  • "What Is Raynaud's?". NHLBI. 21 March 2014. Archived from the original on 4 October 2016. Retrieved 1 October 2016.
  • "What Are the Signs and Symptoms of Raynaud's?". NHLBI. 21 March 2014. Archived from the original on 5 October 2016. Retrieved 1 October 2016.
  • Wigley, FM; Flavahan, NA (11 August 2016). "Raynaud's Phenomenon". The New England Journal of Medicine375 (6): 556–65. doi:10.1056/nejmra1507638. PMID 27509103.
  • "Who Is at Risk for Raynaud's?". NHLBI. 21 March 2014. Archived from the original on 5 October 2016. Retrieved 1 October 2016.
  • Barker, Roger A. (2005). The A-Z of Neurological Practice: A Guide to Clinical Neurology. Cambridge University Press. p. 728. ISBN 9780521629607. Archived from the original on 24 April 2017.
  • "What Causes Raynaud's?". NHLBI. 21 March 2014. Archived from the original on 4 October 2016. Retrieved 1 October 2016.
  • Holmen OL, Backe B (2009). "An underdiagnosed cause of nipple pain presented on a camera phone". BMJ339: b2553. doi:10.1136/bmj.b2553. S2CID 71701101.
  • Pistorius MA, Planchon B, Schott JJ, Lemarec H (February 2006). "[Heredity and genetic aspects of Raynaud's disease]". Journal des Maladies Vasculaires (in French). 31 (1): 10–5. doi:10.1016/S0398-0499(06)76512-X. PMID 16609626.
  • Wigley, Fredrick M.; Flavahan, Nicholas A. (10 August 2016). "Raynaud's Phenomenon". New England Journal of Medicine375 (6): 556–565. doi:10.1056/nejmra1507638. PMID 27509103.
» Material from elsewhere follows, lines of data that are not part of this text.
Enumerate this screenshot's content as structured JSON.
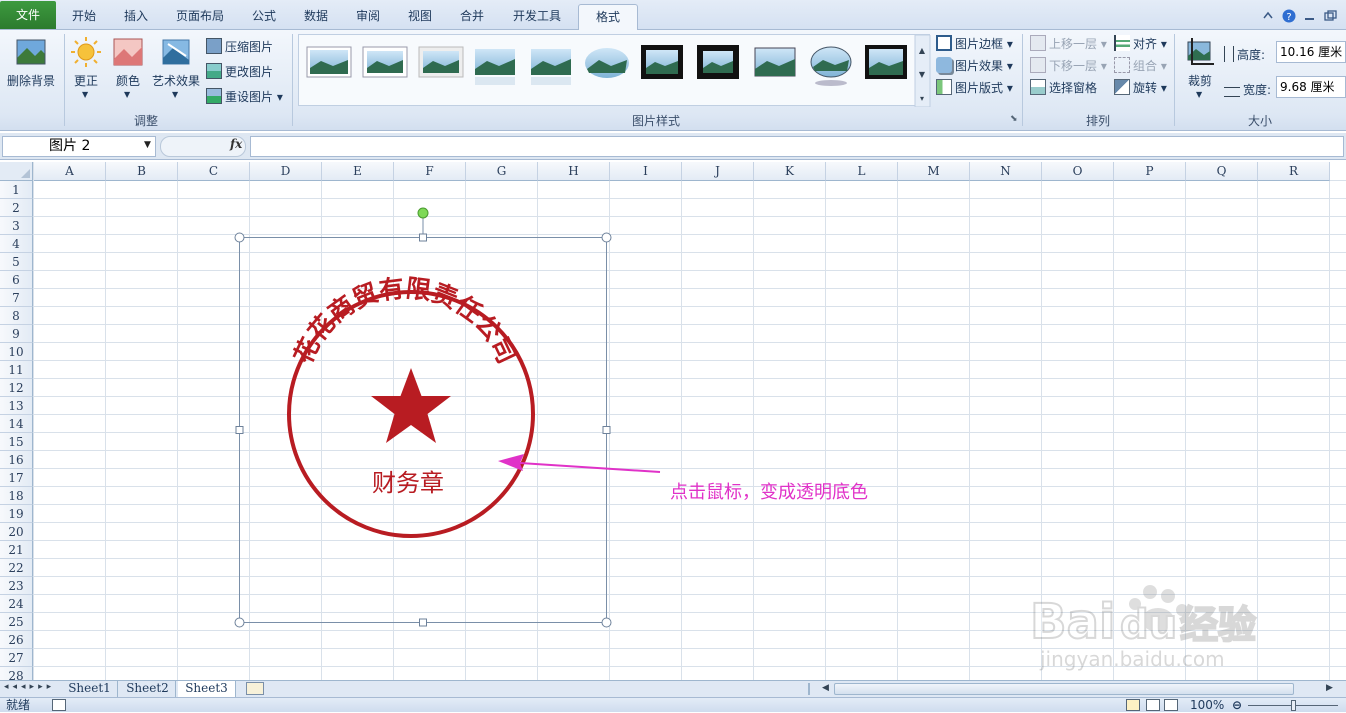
{
  "tabs": [
    {
      "label": "文件"
    },
    {
      "label": "开始"
    },
    {
      "label": "插入"
    },
    {
      "label": "页面布局"
    },
    {
      "label": "公式"
    },
    {
      "label": "数据"
    },
    {
      "label": "审阅"
    },
    {
      "label": "视图"
    },
    {
      "label": "合并"
    },
    {
      "label": "开发工具"
    },
    {
      "label": "格式"
    }
  ],
  "ribbon": {
    "adjust": {
      "remove_bg": "删除背景",
      "corrections": "更正",
      "color": "颜色",
      "artistic": "艺术效果",
      "compress": "压缩图片",
      "change": "更改图片",
      "reset": "重设图片",
      "group_label": "调整"
    },
    "styles": {
      "border": "图片边框",
      "effects": "图片效果",
      "layout": "图片版式",
      "group_label": "图片样式"
    },
    "arrange": {
      "bring_forward": "上移一层",
      "send_backward": "下移一层",
      "selection_pane": "选择窗格",
      "align": "对齐",
      "group": "组合",
      "rotate": "旋转",
      "group_label": "排列"
    },
    "size": {
      "crop": "裁剪",
      "height_label": "高度:",
      "height_value": "10.16 厘米",
      "width_label": "宽度:",
      "width_value": "9.68 厘米",
      "group_label": "大小"
    }
  },
  "formula_bar": {
    "name_box": "图片 2",
    "fx": "fx"
  },
  "columns": [
    "A",
    "B",
    "C",
    "D",
    "E",
    "F",
    "G",
    "H",
    "I",
    "J",
    "K",
    "L",
    "M",
    "N",
    "O",
    "P",
    "Q",
    "R"
  ],
  "rows": [
    "1",
    "2",
    "3",
    "4",
    "5",
    "6",
    "7",
    "8",
    "9",
    "10",
    "11",
    "12",
    "13",
    "14",
    "15",
    "16",
    "17",
    "18",
    "19",
    "20",
    "21",
    "22",
    "23",
    "24",
    "25",
    "26",
    "27",
    "28"
  ],
  "stamp": {
    "company": "花花商贸有限责任公司",
    "label": "财务章",
    "color": "#b81c22"
  },
  "annotation": {
    "text": "点击鼠标，变成透明底色",
    "color": "#e032c8"
  },
  "sheets": [
    "Sheet1",
    "Sheet2",
    "Sheet3"
  ],
  "status": {
    "ready": "就绪",
    "zoom": "100%"
  },
  "watermark": {
    "brand": "Bai du 经验",
    "url": "jingyan.baidu.com"
  }
}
  • Gayraud M (January 2007). "Raynaud's phenomenon". Joint, Bone, Spine74 (1): e18. doi:10.1016/j.jbspin.2006.07.002. PMID 17218139.